═══ MATERIAL FOR THIS EXERCISE
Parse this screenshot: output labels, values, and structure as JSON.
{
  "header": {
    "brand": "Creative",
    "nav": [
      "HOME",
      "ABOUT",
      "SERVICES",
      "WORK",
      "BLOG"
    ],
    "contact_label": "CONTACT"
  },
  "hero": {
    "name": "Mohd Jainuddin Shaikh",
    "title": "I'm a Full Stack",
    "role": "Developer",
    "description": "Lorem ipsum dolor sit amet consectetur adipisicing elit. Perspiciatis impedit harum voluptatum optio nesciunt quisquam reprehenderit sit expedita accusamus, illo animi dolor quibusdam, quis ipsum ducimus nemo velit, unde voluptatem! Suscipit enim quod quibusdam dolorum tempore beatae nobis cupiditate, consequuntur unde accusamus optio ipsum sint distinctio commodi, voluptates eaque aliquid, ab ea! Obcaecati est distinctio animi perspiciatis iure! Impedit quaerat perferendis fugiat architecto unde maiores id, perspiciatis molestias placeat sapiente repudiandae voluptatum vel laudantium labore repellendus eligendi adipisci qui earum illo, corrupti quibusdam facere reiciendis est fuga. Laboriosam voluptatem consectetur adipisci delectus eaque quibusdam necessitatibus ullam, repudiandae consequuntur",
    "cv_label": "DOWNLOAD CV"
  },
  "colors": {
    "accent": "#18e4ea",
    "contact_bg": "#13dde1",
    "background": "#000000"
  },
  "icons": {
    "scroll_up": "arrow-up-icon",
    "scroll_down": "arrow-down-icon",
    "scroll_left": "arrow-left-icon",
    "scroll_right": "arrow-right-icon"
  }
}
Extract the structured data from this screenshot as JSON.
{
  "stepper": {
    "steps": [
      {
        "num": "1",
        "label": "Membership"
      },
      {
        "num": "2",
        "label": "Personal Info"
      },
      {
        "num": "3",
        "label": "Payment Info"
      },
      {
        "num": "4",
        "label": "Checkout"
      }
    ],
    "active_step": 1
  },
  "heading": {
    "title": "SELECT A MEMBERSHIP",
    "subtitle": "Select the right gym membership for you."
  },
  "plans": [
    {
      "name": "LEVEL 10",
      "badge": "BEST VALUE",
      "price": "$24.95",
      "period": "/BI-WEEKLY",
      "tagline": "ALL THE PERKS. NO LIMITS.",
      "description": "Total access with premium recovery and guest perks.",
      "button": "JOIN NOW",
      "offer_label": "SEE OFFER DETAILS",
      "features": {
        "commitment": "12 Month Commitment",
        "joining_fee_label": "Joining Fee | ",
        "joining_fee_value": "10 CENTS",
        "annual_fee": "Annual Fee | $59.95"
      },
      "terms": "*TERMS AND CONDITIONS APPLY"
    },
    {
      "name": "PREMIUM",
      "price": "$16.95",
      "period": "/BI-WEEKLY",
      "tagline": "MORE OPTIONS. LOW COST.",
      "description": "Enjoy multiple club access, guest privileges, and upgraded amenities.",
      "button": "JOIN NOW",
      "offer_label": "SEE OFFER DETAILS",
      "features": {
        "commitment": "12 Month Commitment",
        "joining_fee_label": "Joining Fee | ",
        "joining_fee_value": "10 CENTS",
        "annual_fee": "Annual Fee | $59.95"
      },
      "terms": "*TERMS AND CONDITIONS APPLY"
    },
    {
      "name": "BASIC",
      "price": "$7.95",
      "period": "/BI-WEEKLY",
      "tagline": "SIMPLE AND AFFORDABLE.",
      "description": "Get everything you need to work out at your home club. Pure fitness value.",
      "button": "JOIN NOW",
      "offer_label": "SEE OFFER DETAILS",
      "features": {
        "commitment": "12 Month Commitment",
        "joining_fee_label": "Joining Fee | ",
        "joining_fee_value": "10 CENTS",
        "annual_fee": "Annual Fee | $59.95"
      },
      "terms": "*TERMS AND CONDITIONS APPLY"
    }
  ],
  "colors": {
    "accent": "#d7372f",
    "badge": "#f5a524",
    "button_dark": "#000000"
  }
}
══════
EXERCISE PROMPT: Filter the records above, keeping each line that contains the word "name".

SOLUTION TO THE EXERCISE:
    "name": "Mohd Jainuddin Shaikh",
      "name": "LEVEL 10",
      "name": "PREMIUM",
      "name": "BASIC",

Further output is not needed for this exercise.